>>>>
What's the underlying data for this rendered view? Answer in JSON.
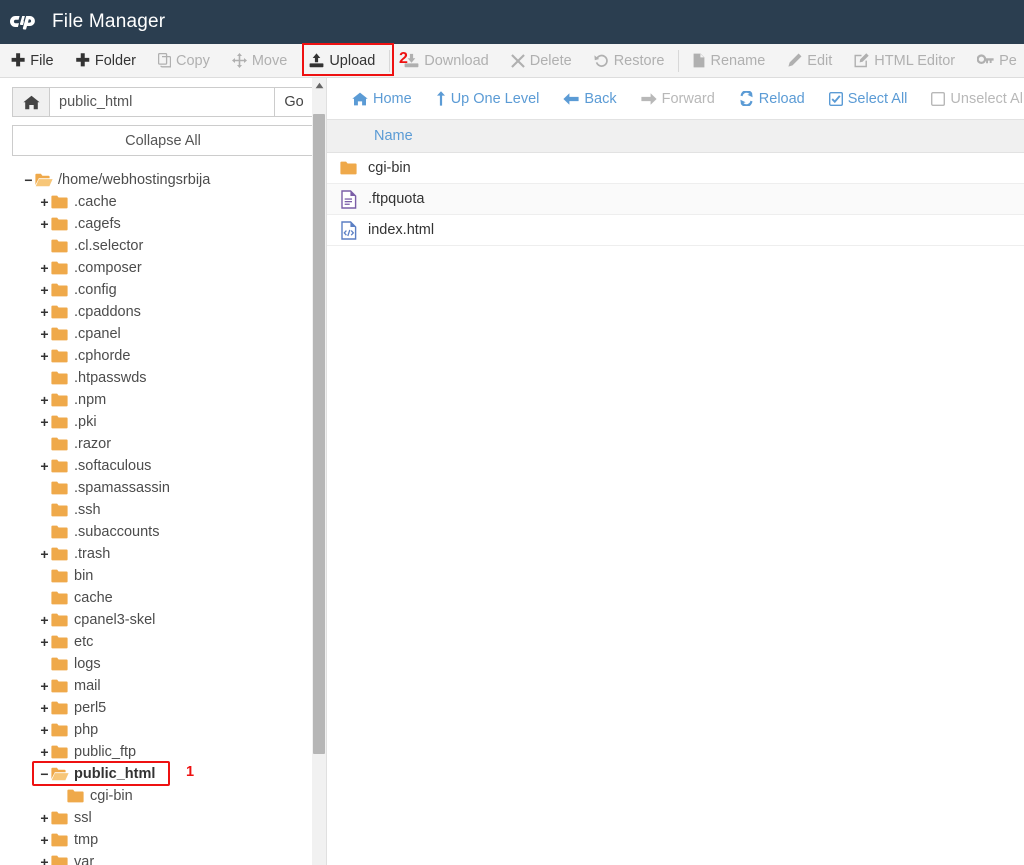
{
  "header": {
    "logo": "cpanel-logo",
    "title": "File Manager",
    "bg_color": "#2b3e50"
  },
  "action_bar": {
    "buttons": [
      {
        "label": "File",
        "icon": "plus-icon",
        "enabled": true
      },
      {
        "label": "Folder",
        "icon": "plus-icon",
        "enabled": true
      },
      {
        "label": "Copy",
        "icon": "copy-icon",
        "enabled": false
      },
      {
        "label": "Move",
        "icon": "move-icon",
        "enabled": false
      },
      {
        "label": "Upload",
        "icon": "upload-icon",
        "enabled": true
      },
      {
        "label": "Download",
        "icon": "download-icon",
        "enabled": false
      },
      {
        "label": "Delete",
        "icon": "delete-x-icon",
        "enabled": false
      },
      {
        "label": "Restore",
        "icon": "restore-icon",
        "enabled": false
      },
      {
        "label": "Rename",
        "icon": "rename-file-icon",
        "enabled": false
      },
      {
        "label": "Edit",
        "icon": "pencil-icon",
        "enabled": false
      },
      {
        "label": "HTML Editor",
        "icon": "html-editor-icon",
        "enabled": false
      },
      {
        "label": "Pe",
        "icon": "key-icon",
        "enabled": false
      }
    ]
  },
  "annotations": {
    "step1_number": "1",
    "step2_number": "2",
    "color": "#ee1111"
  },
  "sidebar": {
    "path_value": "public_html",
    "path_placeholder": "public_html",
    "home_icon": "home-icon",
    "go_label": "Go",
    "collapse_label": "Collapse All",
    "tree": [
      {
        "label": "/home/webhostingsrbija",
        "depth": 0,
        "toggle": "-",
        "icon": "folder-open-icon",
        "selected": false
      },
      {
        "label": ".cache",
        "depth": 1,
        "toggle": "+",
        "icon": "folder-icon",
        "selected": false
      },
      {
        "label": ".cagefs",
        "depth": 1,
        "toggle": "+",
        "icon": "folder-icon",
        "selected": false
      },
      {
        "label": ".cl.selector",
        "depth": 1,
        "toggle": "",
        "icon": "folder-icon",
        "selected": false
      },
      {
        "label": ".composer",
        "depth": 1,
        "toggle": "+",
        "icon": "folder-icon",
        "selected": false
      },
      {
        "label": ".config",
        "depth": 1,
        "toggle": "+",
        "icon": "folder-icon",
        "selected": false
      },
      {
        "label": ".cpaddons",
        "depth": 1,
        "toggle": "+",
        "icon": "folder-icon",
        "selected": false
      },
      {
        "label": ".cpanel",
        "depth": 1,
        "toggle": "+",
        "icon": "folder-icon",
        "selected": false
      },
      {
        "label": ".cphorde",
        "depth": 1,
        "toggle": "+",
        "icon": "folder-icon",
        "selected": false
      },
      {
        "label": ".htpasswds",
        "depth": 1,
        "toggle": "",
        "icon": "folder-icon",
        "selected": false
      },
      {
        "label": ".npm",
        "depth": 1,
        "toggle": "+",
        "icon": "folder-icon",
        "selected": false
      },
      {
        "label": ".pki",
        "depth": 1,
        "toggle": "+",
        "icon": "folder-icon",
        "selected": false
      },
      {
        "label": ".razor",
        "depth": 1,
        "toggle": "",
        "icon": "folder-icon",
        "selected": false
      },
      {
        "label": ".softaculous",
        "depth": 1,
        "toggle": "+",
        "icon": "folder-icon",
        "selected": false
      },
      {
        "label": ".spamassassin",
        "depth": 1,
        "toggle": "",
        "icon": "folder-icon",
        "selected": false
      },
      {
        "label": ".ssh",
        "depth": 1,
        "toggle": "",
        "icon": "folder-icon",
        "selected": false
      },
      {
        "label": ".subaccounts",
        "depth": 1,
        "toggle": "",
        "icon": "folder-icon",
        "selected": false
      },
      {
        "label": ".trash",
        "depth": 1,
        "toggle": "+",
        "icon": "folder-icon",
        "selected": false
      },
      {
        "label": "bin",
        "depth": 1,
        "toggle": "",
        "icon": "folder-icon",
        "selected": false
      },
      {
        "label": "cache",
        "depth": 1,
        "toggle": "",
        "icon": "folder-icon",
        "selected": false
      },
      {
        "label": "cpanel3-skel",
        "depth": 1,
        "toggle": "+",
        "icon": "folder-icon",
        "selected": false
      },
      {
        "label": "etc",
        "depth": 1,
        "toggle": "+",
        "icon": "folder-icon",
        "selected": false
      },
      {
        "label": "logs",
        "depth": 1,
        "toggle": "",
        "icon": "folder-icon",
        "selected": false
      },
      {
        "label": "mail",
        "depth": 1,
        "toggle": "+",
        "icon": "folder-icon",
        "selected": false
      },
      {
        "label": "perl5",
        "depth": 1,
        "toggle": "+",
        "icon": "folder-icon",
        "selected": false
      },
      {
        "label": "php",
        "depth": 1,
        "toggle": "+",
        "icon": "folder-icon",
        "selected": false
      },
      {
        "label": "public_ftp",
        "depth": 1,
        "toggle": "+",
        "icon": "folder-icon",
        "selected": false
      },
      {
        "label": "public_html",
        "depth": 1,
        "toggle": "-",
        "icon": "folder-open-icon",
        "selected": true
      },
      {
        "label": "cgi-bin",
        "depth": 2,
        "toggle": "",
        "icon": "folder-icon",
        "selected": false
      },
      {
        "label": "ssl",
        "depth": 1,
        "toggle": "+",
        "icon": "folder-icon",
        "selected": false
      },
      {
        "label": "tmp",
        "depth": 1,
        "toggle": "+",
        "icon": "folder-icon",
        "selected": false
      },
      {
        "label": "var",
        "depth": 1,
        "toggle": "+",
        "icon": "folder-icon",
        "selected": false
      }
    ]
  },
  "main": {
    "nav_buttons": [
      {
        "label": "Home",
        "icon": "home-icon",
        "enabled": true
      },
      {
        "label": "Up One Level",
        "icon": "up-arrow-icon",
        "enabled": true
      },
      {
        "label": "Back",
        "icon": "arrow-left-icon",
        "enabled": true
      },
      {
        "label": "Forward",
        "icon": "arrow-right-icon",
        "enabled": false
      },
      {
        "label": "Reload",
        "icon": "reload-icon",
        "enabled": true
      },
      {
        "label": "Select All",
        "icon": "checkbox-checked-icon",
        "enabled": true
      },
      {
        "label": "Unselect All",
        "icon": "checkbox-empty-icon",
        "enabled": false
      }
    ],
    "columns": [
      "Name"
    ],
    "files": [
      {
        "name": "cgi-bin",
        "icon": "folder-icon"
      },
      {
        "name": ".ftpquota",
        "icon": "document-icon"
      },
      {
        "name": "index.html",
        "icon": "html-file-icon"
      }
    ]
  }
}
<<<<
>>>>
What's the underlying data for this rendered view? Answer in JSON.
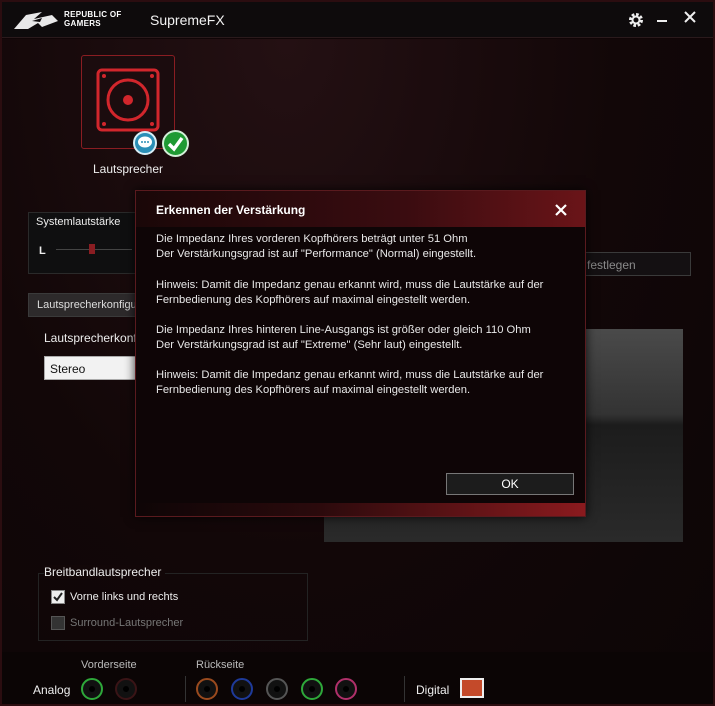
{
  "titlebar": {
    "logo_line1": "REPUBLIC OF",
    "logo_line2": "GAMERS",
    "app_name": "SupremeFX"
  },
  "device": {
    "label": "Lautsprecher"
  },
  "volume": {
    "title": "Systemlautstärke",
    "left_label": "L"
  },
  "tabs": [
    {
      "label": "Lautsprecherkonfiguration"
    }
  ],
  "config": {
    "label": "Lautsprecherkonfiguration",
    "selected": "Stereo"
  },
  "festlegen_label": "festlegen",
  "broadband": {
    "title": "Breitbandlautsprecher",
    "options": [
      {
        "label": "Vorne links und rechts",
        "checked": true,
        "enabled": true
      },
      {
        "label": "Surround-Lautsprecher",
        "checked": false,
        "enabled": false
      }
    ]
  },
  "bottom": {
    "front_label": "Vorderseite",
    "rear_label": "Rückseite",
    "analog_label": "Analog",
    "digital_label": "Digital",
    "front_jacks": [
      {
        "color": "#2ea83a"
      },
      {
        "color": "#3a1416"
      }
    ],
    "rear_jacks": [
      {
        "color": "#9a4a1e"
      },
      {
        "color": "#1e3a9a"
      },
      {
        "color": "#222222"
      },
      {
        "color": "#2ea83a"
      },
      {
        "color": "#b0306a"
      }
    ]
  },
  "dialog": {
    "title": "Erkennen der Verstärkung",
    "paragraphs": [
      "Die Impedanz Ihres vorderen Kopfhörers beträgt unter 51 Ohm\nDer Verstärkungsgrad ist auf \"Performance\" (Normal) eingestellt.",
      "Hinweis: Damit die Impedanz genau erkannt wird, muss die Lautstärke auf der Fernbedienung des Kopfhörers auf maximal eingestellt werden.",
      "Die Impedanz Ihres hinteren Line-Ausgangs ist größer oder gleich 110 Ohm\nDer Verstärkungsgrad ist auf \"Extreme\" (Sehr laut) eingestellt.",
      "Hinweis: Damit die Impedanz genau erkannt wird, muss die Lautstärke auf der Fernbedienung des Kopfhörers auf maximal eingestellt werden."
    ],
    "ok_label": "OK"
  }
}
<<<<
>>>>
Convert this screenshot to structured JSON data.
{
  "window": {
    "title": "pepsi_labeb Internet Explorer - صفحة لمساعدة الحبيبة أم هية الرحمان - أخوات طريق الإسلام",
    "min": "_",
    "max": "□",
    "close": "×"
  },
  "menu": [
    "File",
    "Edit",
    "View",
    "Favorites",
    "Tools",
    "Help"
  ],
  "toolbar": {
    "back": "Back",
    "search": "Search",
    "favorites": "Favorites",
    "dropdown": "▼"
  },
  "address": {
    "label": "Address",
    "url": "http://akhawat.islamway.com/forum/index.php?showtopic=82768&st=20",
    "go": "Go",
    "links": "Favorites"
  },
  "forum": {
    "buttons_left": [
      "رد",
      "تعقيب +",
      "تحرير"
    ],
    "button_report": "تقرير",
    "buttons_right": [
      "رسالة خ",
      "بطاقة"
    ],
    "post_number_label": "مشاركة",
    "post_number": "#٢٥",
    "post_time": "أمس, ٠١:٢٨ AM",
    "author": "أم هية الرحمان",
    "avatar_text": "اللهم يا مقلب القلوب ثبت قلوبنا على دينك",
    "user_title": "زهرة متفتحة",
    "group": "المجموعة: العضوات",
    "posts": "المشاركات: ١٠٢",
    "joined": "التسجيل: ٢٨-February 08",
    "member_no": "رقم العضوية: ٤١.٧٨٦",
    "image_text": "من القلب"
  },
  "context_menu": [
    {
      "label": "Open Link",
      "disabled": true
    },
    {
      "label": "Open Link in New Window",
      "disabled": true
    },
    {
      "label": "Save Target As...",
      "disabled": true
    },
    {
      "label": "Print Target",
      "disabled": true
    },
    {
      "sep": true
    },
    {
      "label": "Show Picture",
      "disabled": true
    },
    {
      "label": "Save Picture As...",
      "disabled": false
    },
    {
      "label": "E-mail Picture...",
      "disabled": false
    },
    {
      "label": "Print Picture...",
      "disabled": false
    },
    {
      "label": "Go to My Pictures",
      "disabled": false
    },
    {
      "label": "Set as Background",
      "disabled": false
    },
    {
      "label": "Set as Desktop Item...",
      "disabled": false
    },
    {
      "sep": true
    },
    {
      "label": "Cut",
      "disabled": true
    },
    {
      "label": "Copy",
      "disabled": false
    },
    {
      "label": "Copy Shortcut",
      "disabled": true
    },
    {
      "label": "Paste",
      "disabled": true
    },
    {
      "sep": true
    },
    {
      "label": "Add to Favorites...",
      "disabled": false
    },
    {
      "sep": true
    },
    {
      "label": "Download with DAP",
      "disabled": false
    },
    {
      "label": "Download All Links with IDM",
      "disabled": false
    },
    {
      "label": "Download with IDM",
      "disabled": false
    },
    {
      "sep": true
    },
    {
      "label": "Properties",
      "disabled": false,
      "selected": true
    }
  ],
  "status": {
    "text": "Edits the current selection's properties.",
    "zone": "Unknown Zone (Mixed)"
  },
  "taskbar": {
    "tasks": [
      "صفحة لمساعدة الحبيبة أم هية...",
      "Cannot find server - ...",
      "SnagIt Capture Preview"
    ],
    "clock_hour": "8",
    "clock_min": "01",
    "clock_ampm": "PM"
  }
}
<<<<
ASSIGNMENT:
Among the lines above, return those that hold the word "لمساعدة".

TASK SOLUTION:
    "title": "pepsi_labeb Internet Explorer - صفحة لمساعدة الحبيبة أم هية الرحمان - أخوات طريق الإسلام",
      "صفحة لمساعدة الحبيبة أم هية...",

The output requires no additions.